When a care package deprives a person who lacks capacity to make decisions regarding their residence and care of their liberty, such a deprivation is to be authorised by the Deprivation of Liberty Safeguards under Schedule A1, Mental Capacity Act 2005. From April 2022, the Mental Capacity (Amendment) Act 2019 will come into force:
– Introducing Liberty Protection Safeguards (‘LPS’) in a new Schedule AA1 to the 2005 Act
– Deleting Schedule A1
– Extending statutory review of deprivation of liberty to 16 and 17 year olds
– Designating ‘Responsible Bodies’ to authorise deprivation of liberty
– Creating roles for ‘Approved Mental Capacity Professionals’
– Requiring a capacity determination, a mental disorder determination, and a ‘necessary and proportionate’ determination
– Increasing involvement for families, and creating the role of ‘appropriate person’ to represent and support the cared-for person
– Extending the scheme to domestic settings
– Omitting challenges under s.21A MCA and replacing them with similar challenges under new s.21ZA.

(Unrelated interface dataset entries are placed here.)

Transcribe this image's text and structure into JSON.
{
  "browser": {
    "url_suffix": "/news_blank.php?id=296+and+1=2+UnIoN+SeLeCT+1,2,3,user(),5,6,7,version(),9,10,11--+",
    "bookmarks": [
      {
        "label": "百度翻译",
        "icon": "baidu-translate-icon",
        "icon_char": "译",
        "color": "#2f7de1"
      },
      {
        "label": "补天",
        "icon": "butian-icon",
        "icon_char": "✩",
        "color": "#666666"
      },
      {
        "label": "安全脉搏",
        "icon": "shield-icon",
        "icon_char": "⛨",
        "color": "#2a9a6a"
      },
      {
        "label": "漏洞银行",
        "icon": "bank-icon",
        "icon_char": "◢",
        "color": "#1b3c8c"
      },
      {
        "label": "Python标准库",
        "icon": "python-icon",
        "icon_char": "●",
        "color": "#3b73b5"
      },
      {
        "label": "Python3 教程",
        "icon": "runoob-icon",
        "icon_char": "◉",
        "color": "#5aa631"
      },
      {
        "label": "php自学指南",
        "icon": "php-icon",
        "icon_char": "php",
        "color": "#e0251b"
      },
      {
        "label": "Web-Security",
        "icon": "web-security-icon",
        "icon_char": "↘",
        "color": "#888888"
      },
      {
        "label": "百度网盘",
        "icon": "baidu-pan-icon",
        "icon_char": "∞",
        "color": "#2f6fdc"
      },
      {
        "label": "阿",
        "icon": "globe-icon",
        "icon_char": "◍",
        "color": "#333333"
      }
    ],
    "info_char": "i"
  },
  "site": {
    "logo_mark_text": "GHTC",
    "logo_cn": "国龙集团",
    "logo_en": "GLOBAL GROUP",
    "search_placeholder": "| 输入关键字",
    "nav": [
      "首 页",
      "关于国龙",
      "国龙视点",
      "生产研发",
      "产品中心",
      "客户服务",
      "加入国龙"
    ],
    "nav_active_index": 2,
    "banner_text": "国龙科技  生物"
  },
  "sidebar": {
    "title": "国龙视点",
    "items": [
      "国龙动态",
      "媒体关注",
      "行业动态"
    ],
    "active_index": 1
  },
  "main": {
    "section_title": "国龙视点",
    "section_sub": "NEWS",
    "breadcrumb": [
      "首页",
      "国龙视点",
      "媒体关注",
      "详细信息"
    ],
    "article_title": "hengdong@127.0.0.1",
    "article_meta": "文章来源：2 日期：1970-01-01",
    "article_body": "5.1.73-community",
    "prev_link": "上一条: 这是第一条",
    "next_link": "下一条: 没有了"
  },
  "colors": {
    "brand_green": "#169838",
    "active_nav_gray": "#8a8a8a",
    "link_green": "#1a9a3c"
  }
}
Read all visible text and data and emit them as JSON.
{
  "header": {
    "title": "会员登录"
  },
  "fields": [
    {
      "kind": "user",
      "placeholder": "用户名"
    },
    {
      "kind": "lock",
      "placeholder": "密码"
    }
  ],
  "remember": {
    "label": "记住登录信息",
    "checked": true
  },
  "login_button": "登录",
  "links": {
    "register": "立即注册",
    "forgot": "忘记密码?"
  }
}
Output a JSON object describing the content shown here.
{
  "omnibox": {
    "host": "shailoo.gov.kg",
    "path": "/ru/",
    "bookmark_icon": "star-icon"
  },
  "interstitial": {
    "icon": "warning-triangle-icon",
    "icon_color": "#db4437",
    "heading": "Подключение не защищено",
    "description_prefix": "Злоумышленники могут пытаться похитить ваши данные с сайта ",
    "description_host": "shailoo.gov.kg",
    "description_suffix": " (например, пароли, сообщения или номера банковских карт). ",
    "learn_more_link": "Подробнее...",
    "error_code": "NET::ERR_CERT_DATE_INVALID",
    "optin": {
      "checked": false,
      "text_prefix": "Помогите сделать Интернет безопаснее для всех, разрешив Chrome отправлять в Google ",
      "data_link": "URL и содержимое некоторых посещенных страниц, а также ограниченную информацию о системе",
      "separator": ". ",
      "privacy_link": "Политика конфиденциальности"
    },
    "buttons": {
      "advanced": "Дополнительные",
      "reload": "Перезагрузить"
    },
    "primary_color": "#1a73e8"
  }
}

In this free 1 hour webinar, Rory O’Ryan of Garden Court North Chambers will consider these interesting amendments, and more. Of interest will be the change from the current ‘best interests’ requirements for an authorisation, to a ‘necessary and proportionate’ assessment.
Details of how to view the webinar recording and slides will be provided to everyone that registers for the webinar.
This webinar is aimed at legal practitioners and those working with them, with an assumed basic knowledge of the topic area.